In its petition for certiorari, Mutual argues that PLIVA requires preemption of Bartlett’s claim because federal law is the same for labeling and design requirements. In opposition, Bartlett maintains that the state law claim is not preempted because New Hampshire law does not require a generic to take any action that federal law prohibits. In the words of the First Circuit, while “the generic maker has no choice as to label–the decision to make the drug and market it in New Hampshire is wholly its own.” Bartlett argues that PLIVA is distinguishable because failure-to-warn claims are based on a duty to change a product label, which the Hatch Waxman Amendments prohibit, while design defect claims are based on a duty to stop selling, which is in not prohibited. Mutual counters that failing to change a label is no different than selling a product with a defective warning, which is no different than selling a product with a defective design.
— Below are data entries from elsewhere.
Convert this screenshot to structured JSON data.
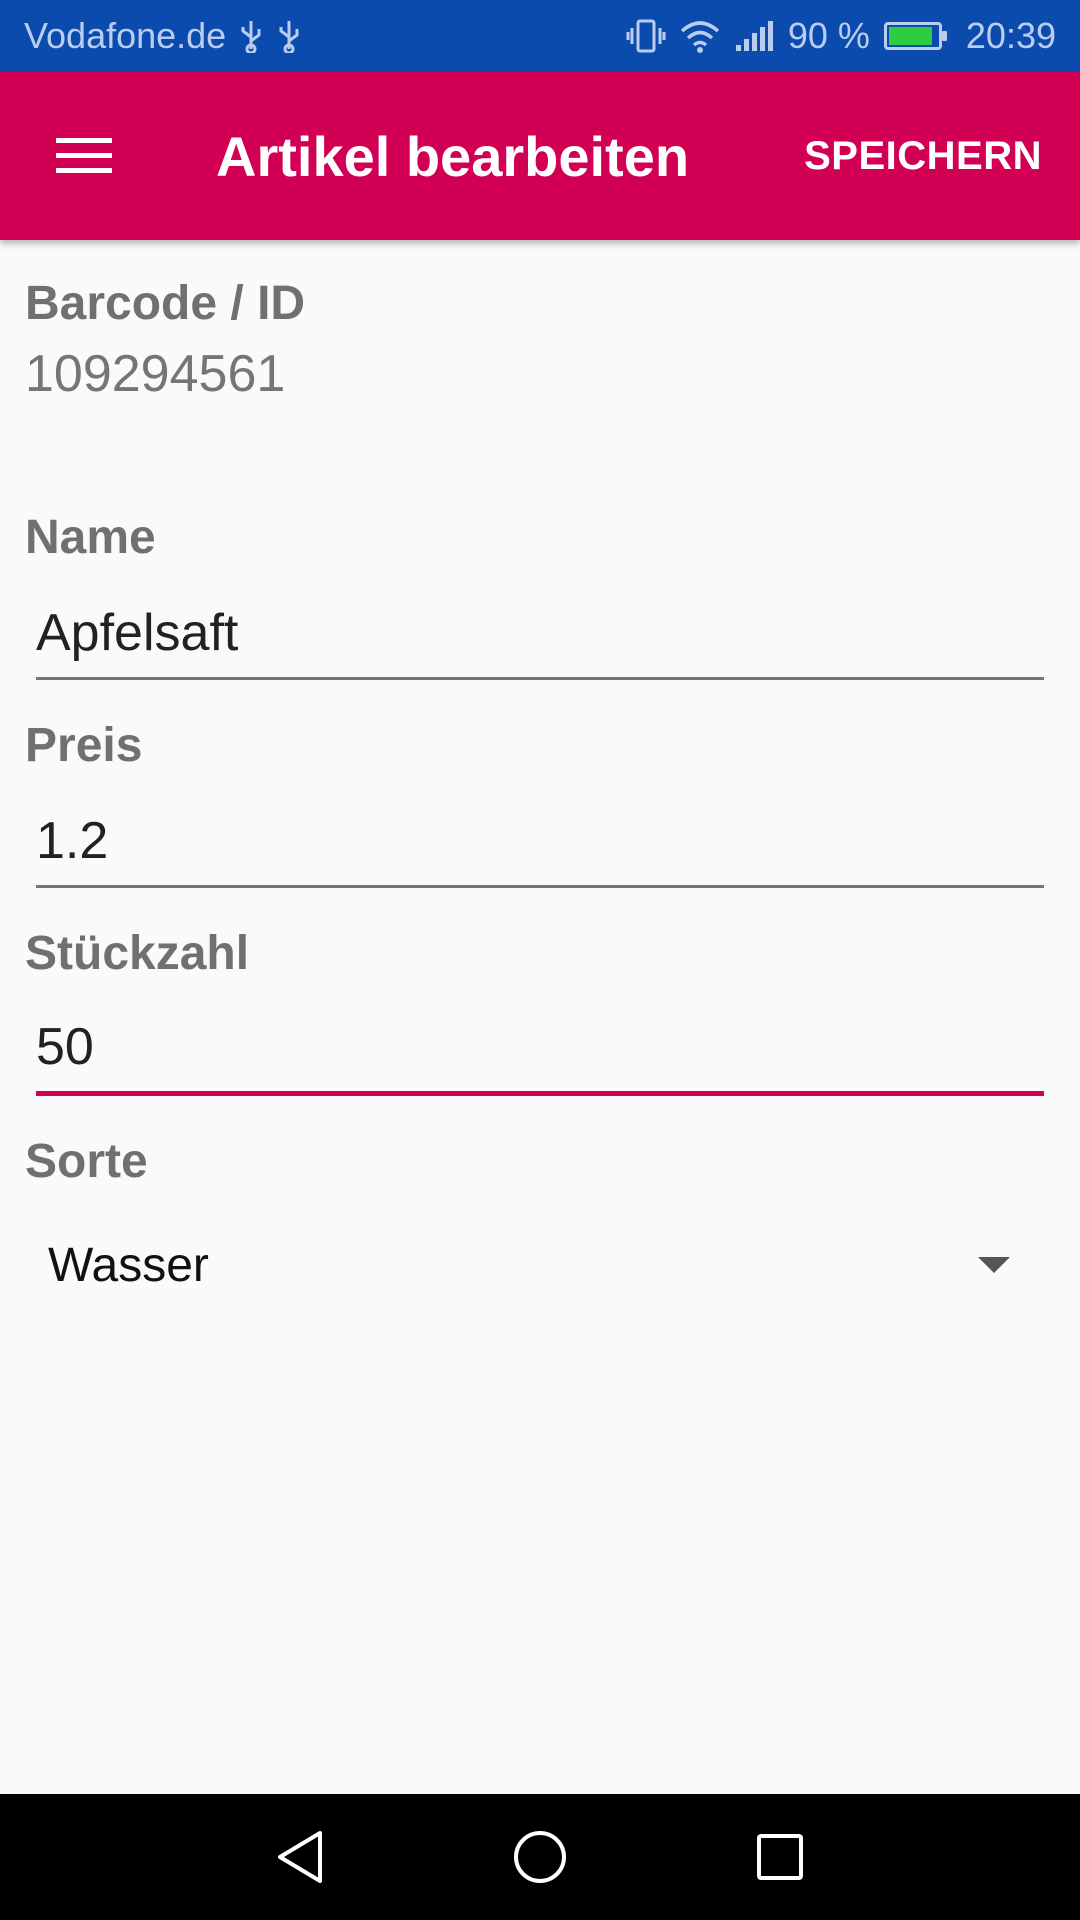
{
  "status_bar": {
    "carrier": "Vodafone.de",
    "battery_percent": "90 %",
    "battery_level": 0.9,
    "time": "20:39",
    "icons": [
      "usb-icon",
      "usb-icon",
      "vibrate-icon",
      "wifi-icon",
      "signal-icon",
      "battery-charging-icon"
    ]
  },
  "app_bar": {
    "menu_icon": "hamburger-menu-icon",
    "title": "Artikel bearbeiten",
    "save_label": "SPEICHERN"
  },
  "form": {
    "barcode": {
      "label": "Barcode / ID",
      "value": "109294561"
    },
    "name": {
      "label": "Name",
      "value": "Apfelsaft"
    },
    "price": {
      "label": "Preis",
      "value": "1.2"
    },
    "quantity": {
      "label": "Stückzahl",
      "value": "50"
    },
    "kind": {
      "label": "Sorte",
      "selected": "Wasser"
    }
  },
  "colors": {
    "status_bar": "#0b4bae",
    "app_bar": "#d10054",
    "accent": "#d10054",
    "background": "#fafafa"
  },
  "nav_bar": {
    "icons": [
      "back-icon",
      "home-icon",
      "recents-icon"
    ]
  }
}
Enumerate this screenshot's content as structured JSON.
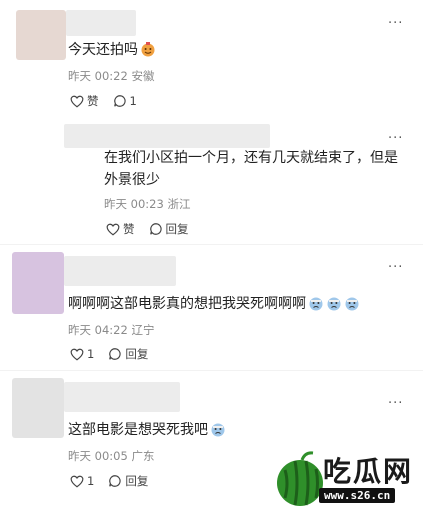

The Supreme Court is expected to hear arguments in March of next year. Mutual certainly has a strong argument give the recent precedent and common statutory basis for preemption. On the other hand, the Court may find merit in Bartlett’s argument that the stop selling theory applies differently when a state law claim is based on the actual drug (i.e., its design) than when it is based on its accompanying label. Also of possible influence is Bartlett’s contention, citing Wyeth v. Levine, 555 U.S. 555 (2009), that “‘Congress did not intend [FDA] oversight to be the exclusive means of ensuring drug safety and effectiveness’ and that state law serves as a ‘complementary form of drug regulation.'” Lastly, PLIVA was a 5-4 decision in which the dissent adamantly disapproved of hinging a consumer’s relief on “the happenstance of whether her pharmacist filled her prescription with a brand-name or generic drug,” and even the majority admitted that this discrepancy “makes little sense.” (The First Circuit similarly commented in this case that Bartlett “lost her [original] warning claim by the mere chance of her drug store’s selection of a generic.”)
A decision in favor of Mutual would further limit consumers’ ability to bring products-liability lawsuits. Many state courts, however, already refuse to recognize “abnormally dangerous” strict liability claims for prescription drugs based on RS (2nd) § 402A, comment k, which provides an exception for “unavoidably unsafe products . . . accompanied by adequate warnings.” See Restatement (Third) of Torts: Products Liability § 6, comment f (Courts “traditionally have refused to review the reasonableness of the designs of prescription drugs.”). Nevertheless, the Supreme Court’s decision will dictate whether generic and brand name consumers are provided the same opportunities for relief in those that do, including New Hampshire.